Which Documents to Shred, Which Ones to Keep – And for How Long
October 19, 2015 : Mike Slack - The Tax Institute
Ed note: You filed a return. You got a refund. Everything is done, and you can trash all the tax documents, right? Wrong. In fact, you need to keep those tax records for a good, long time. Here’s how long exactly.
With the prevalence of identity theft, you may be wary of keeping copies of your tax and financial documents. So, when is it safe to destroy these documents? The answer depends on the document.
It is generally a good idea to retain your tax records for at least seven years. Even though this is longer than the IRS typically mandates; it may be wise to keep copies of your actual returns indefinitely. Your tax records are more than just copies of your filed income tax returns. Any document that supports something shown on your tax return is considered a tax record.
The IRS states that, at a minimum, you should keep tax records or a particular year’s return until the period at which you can still amend that return closes, or the IRS could assess additional tax. For most taxpayers, this means at least three years following the date you filed the return, or two years from the date you paid the tax on that return, whichever is later.
However, there are certain situations where the IRS requires taxpayers to retain their tax records longer.
4 Years – Any records pertaining to employment taxes (i.e. taxes withheld or paid on behalf of your employees) must be retained for at least four years after the date the tax became due or is paid, whichever is later.
6 Years – If you had income in the tax year that was not reportable on your return, and it was more than 25% of the gross income shown on your return.
7 Years – Your return includes a claim for a loss from worthless securities or a bad debt deduction.
Indefinitely – If you did not file a return for a given tax year, or the return that was filed was fraudulent.

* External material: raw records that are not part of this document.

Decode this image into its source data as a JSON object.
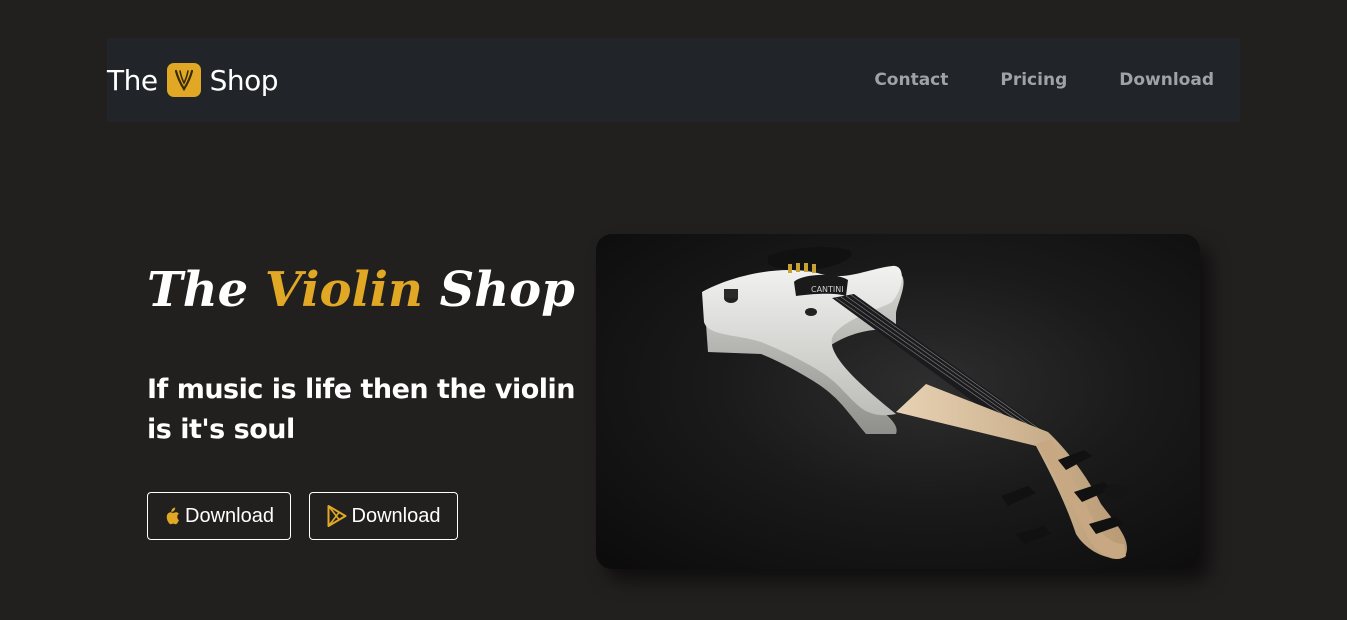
{
  "navbar": {
    "brand_prefix": "The",
    "brand_suffix": "Shop",
    "logo_icon": "violin-v-logo-icon",
    "links": [
      {
        "label": "Contact"
      },
      {
        "label": "Pricing"
      },
      {
        "label": "Download"
      }
    ]
  },
  "hero": {
    "title_word1": "The",
    "title_word2": "Violin",
    "title_word3": "Shop",
    "subtitle": "If music is life then the violin is it's soul",
    "buttons": [
      {
        "label": "Download",
        "icon": "apple-icon"
      },
      {
        "label": "Download",
        "icon": "google-play-icon"
      }
    ],
    "image_label": "CANTINI"
  },
  "colors": {
    "background": "#221f1f",
    "navbar": "#212428",
    "accent": "#e0a824",
    "nav_link": "#9ea3a8",
    "text": "#ffffff"
  }
}
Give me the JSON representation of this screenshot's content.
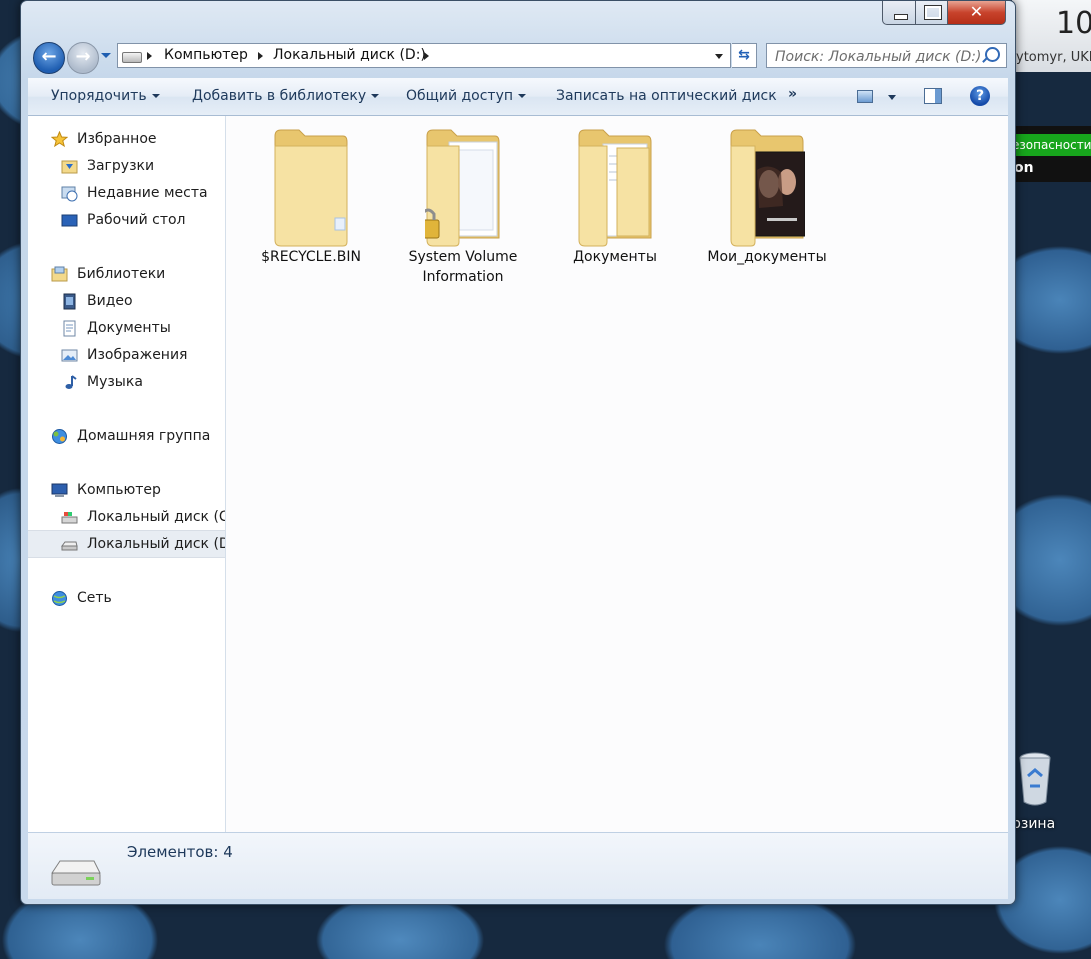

Again, these rules are just the minimum. It is often advantageous to retain tax records for much longer periods, as they may be relevant for other purposes. For example, you may need to produce older tax records to insurance companies or creditors.
Personal Financial Records
When it comes to financial records that do not pertain to your income taxes, the rules vary depending upon the relative importance of the document. According to Lifehacker and LearnVest the following guidelines should be followed when determining when to destroy a document:
A Few Days – ATM receipts and bank deposit slips after the transactions have appeared on your account.
1 Month – Receipts for credit card purchases. The credit card statement can be destroyed after a month as well.
1 Year– Utility bills, paycheck stubs, bank statements, brokerage statements (once you get the annual statement), and medical and dental expenses.
Never – Annual brokerage statements, receipts for capital home improvements (until the home is sold), and receipts for large purchases.
However, if any of these documents relate to your income taxes, they should be kept in accordance to the tax record rules rather than these guidelines.
Remember that records should be kept in secure storage – whether that’s a password protected electronic file, a physical safe or a number of other options. Here are some best practices for how to protect the personal information on your tax and financial documents. (link to Kristin’s Tips for Protecting Tax and Financial Documents)